By grafting images of her grandfather into these lantern slides she collected, Sim toys with the ambiguous uses of photography in Malaya as a tool not just of imperial classification and control, but also of self-formation and self-fashioning. Not long after photography was introduced to Malaya, local rulers began using it to lay claim to “modern” authority. These ruling elites were photographed in royal robes as well as European suits, sitting on ornate chairs. Wealthy merchant families and ordinary townsfolk alike cultivated aspirational visions of themselves in photo studios, as did Chinese dandies and Malay effendis. Kuala Lumpur–born playwright Jo Kukathas called the studio portrait “this very Malaysian of traditions.” 

Sim’s photographic “time travel,” as she calls it, joins that Malayan tradition of transgressing spatial and temporal bounds through the image. Her infant son, appearing in one of the slides in The Suitcase Is a Little Bit Rotten, crosses paths with his great-grandfather. In her 2022 lecture-performance at the Asia Art Archive in America, “Methods of Memory—Time Travels in the Archives,” Sim showed photos of her grandfather in happier times—or so the photographs make us believe—at family outings, as a student athlete, and in other settings suggesting youthful ease and energy. Between Sim’s voice and the images, a dialogue takes shape between her and her grandfather, filling in the silence and distance of time that separate them. 

Sim’s art denies the triumphalist narration of the Malayan Emergency, in which anti-colonial Chinese communists aren’t automatically assumed to be vanquished “bandits” or “terrorists.” Official accounts in Malaysia continue to cast the MCP fighters as Chinese racial chauvinists, and their defeat as the triumph of Malaya as a Malay race-nation. A well-documented Malay leftist movement existed. Both it and the MCP’s sizable Malay unit, the 10th Regiment, which drew inspiration from earlier local uprisings by Malay chiefs against the British, are deliberately overlooked. By physically removing Chinese MCP fighters, the British and their Malay nationalist allies reinforced the idea of the Chinese as perpetual outsiders to the Malay world: whether as usurpers in Malaysia’s case, or model migrants in Singapore’s. 

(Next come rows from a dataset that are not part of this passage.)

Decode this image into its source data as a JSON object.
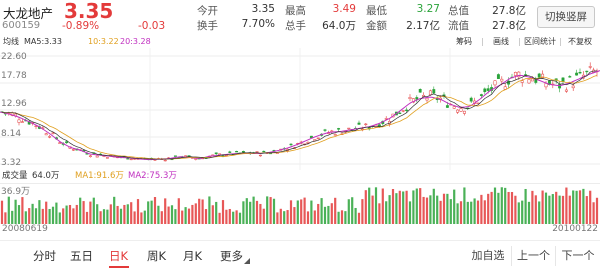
{
  "quote": {
    "name": "大龙地产",
    "code": "600159",
    "price": "3.35",
    "change_pct": "-0.89%",
    "change": "-0.03",
    "stats": [
      {
        "label": "今开",
        "value": "3.35"
      },
      {
        "label": "换手",
        "value": "7.70%"
      },
      {
        "label": "最高",
        "value": "3.49"
      },
      {
        "label": "总手",
        "value": "64.0万"
      },
      {
        "label": "最低",
        "value": "3.27"
      },
      {
        "label": "金额",
        "value": "2.17亿"
      },
      {
        "label": "总值",
        "value": "27.8亿"
      },
      {
        "label": "流值",
        "value": "27.8亿"
      }
    ],
    "switch_label": "切换竖屏"
  },
  "toolbar": {
    "ma_label": "均线",
    "ma5": "MA5:3.33",
    "ma10": "10:3.22",
    "ma20": "20:3.28",
    "buttons": [
      "筹码",
      "画线",
      "区间统计",
      "不复权"
    ]
  },
  "main_axis": [
    "22.60",
    "17.78",
    "12.96",
    "8.14",
    "3.32"
  ],
  "volume": {
    "label": "成交量",
    "value": "64.0万",
    "ma1": "MA1:91.6万",
    "ma2": "MA2:75.3万",
    "axis_top": "36.9万"
  },
  "dates": {
    "start": "20080619",
    "end": "20100122"
  },
  "tabs": [
    "分时",
    "五日",
    "日K",
    "周K",
    "月K",
    "更多"
  ],
  "active_tab": "日K",
  "actions": [
    "加自选",
    "上一个",
    "下一个"
  ],
  "colors": {
    "up": "#e33a3a",
    "down": "#2aa33a",
    "ma5": "#333333",
    "ma10": "#e0a020",
    "ma20": "#c030c0",
    "accent": "#e33a3a"
  },
  "icons": {
    "more_dropdown": "triangle-down-icon"
  },
  "chart_data": {
    "type": "line",
    "title": "",
    "xlabel": "",
    "ylabel": "",
    "x_range": [
      "20080619",
      "20100122"
    ],
    "ylim": [
      3.32,
      22.6
    ],
    "y_ticks": [
      22.6,
      17.78,
      12.96,
      8.14,
      3.32
    ],
    "series": [
      {
        "name": "MA20",
        "x": [
          0,
          10,
          20,
          30,
          40,
          50,
          60,
          70,
          80,
          90,
          100,
          110,
          120,
          130,
          140,
          150,
          160,
          170,
          180,
          190,
          200,
          210,
          220,
          230,
          240,
          250,
          260,
          270,
          280,
          290,
          300,
          310,
          320,
          330,
          340,
          350,
          360,
          370,
          380,
          390,
          400,
          410,
          420,
          430,
          440,
          450,
          460,
          470,
          480,
          490,
          500,
          510,
          520,
          530,
          540,
          550,
          560,
          570,
          580,
          590,
          600
        ],
        "values": [
          12.6,
          12.2,
          11.6,
          10.8,
          9.9,
          8.7,
          7.3,
          6.3,
          5.8,
          5.1,
          4.9,
          4.7,
          4.5,
          4.4,
          4.2,
          4.1,
          4.2,
          4.3,
          4.6,
          4.5,
          4.3,
          4.7,
          4.9,
          5.1,
          5.2,
          5.2,
          5.2,
          5.4,
          5.8,
          6.3,
          7.0,
          7.8,
          8.5,
          9.0,
          9.1,
          9.4,
          9.7,
          10.0,
          10.6,
          11.5,
          12.8,
          14.2,
          15.0,
          15.3,
          14.9,
          14.0,
          13.4,
          13.6,
          14.9,
          16.4,
          17.4,
          18.6,
          19.2,
          18.8,
          18.2,
          17.5,
          17.3,
          17.8,
          18.6,
          19.4,
          20.0
        ]
      }
    ]
  }
}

The ruling regime in Singapore, where Sim is from, still claims to have heroically rescued the island from an MCP takeover through mass detentions without trial of suspected “communist” sympathizers allegedly linked to the MCP. Archival records cast serious doubt over these claims. The shattered “Malayan Dream,” as historian Hong Lysa calls the eventual separation of Singapore from Malaya, looms over Sim’s conversations with her grandfather who fought for a now-divided country.

From the vantage point of Sim’s work, history looks less like a timeline of epochal struggles with a clear end and beginning. The past continues to speak, act, and guide in the present through personal encounters. This may be the counter-method to history as a study of the past from an omniscient vantage point: to be pulled in inexorably by a past, following where it leads, through memory and silence. We may understand the lasting effects of loss and gaps in the records better if we renounce tidy chronologies.